WILBRAHAM, Mass. - Life has dealt Xenophon Beake some challenges and he now has to use different methods to stay warm during the winter.
What You Need To Know
- Xenophon Beake is a Wilbraham retiree who receives fuel assistance from The Valley Opportunity Council
- The Valley Opportunity Council is a non-profit organization based in Hampden County that provides community support to low- and moderate-income families
- The council has seen a rise in applicants over the years, with over 12,000 applications this winter alone
- The nonprofit suspects the cost of living to be a huge reason for the rise in applicants
"I was my late wife's caregiver," he said. "As soon as she passed away, my income was cut in half."
Beake receives fuel assistance from The Valley Opportunity Council. He takes steps to make sure he’s not letting any of it go to waste including adjusting the threshold on his door to handle incoming drafts.
"If you raise the threshold, then the rubbing of that wipe will eliminate a lot of the draft and then that's when the draft dodger comes in," Beake said, demonstrating the process. "It eliminates the rest."
Beake has also made lifestyle adjustments from opening window shades to let the sunshine warm up his home to keeping the lights off whenever he's not in a room.

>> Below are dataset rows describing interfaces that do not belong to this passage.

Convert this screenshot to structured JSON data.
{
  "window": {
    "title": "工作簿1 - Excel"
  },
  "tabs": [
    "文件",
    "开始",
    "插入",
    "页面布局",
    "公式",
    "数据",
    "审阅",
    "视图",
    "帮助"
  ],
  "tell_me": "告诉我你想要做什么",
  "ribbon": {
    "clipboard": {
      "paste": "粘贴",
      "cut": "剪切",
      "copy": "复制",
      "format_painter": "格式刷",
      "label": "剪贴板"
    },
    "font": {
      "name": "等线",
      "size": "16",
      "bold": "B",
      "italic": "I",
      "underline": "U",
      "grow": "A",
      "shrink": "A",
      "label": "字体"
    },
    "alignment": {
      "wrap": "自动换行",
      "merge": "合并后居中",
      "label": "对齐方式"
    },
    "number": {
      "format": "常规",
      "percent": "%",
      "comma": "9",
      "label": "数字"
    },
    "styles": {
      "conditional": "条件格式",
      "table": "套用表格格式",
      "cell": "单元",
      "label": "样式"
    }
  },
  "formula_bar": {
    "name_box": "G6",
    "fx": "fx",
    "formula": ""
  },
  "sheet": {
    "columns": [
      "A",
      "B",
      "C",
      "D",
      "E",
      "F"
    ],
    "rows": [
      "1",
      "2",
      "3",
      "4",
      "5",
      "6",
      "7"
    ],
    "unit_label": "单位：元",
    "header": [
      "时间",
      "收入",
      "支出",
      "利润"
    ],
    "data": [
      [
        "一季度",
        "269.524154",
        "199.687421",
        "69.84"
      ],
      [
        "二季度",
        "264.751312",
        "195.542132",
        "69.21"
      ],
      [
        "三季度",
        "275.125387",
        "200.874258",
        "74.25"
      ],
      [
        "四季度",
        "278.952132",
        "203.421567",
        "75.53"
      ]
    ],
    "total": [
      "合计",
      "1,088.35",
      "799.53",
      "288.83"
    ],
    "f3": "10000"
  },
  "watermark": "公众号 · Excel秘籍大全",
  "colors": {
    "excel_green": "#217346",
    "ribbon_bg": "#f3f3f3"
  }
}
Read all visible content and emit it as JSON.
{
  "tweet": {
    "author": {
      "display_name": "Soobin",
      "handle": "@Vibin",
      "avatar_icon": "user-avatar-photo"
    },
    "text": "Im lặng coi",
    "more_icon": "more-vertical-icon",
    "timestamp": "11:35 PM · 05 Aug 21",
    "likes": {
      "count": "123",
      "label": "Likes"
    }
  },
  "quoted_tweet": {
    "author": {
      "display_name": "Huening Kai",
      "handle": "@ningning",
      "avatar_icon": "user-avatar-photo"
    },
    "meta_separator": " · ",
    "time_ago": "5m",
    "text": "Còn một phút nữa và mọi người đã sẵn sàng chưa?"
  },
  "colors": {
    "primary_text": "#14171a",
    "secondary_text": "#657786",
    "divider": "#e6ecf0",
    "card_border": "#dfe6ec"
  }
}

"I keep the temperature at 69 to 70 degrees," he said. "But I've gotten accustomed to wearing a sweater in the house. If you're sitting here watching TV or working on the computer. You don't move around so you can get chilly very quickly."
According to the Valley Opportunity Council, there’s been a rise in the number of people receiving help over the years and this winter they have more than 12,000 applicants already in Hampden County.
The nonprofit suspects higher inflation as well as the pandemic are playing a huge factor in the need for assistance. Xenophon said the program is helping him survive.
"So what does it mean to me to have fuel assistance?" he said. "It means that I can keep my home. That's the bottom line and I won't apologize for reaching my hand out because I qualify and I worked for it."